    “On right and left there are misleading paths. Only the middle way is the [right] path which is the Everlasting Book and the traditions of the Prophet.”
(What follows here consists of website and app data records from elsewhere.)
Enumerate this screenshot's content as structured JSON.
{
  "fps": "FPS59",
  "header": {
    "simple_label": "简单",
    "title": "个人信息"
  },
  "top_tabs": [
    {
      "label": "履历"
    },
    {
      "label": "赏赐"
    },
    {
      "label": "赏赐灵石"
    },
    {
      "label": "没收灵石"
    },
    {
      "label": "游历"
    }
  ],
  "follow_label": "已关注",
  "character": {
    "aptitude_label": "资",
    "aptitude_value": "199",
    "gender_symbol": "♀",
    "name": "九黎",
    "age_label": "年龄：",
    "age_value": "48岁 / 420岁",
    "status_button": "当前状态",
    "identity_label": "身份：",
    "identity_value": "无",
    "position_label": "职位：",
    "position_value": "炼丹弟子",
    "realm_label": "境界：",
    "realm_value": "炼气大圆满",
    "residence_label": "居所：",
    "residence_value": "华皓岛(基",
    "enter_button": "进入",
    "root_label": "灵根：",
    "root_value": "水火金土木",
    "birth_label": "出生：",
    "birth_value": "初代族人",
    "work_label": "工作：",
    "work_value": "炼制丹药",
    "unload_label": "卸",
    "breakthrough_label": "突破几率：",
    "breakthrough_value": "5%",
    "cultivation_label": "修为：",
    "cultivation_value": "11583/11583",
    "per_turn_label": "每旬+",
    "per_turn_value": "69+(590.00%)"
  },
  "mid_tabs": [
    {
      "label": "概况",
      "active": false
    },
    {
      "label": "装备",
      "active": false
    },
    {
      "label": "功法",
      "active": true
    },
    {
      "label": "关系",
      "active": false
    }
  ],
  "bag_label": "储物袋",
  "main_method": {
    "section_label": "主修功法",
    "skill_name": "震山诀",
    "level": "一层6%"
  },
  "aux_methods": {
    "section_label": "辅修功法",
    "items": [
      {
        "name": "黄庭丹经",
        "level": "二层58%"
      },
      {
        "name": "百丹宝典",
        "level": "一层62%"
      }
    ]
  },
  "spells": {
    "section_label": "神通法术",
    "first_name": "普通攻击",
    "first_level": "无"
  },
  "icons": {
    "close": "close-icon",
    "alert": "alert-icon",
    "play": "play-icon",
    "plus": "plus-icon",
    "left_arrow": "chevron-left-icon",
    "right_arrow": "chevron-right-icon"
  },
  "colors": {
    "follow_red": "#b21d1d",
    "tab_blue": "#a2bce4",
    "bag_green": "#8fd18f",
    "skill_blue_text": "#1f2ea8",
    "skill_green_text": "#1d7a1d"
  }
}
  • 16. Minor Occultation (ghaybat al-ṣughrā): the period of about 70 years (260 AH/872 CE-329 AH/939 CE) when the Twelfth Imām Muḥammad al-Mahdī was hidden from the physical plane but remained in communication with his followers through a succession of four appointed deputies, viz., ‘Uthmān ibn Sa‘īd, Muḥammad ibn ‘Uthmān, Ḥusayn ibn Rūḥ, and ‘Alī ibn Muḥammad. At the death of the fourth deputies no successor was named, and the Major Occultation (ghaybat al-kubrā) began, and continues to this day. See Muhammad Bāqir as-Sadr and Murtadā Mutahhari, Awaited Saviour (Karachi: Islamic Seminary Publications),; Jassim M. Husain, The Occultation of the Twelfth Imām: A Historical Background (London: Muhammadi Trust, 1982); Ibrāhīm Amīni, Al-Imām Al-Mahdī: The Just Leader of Humanity, trans. ‘Abdul ‘Azīz Sachedina (Qum: Ansariyan Publications), [Trans.]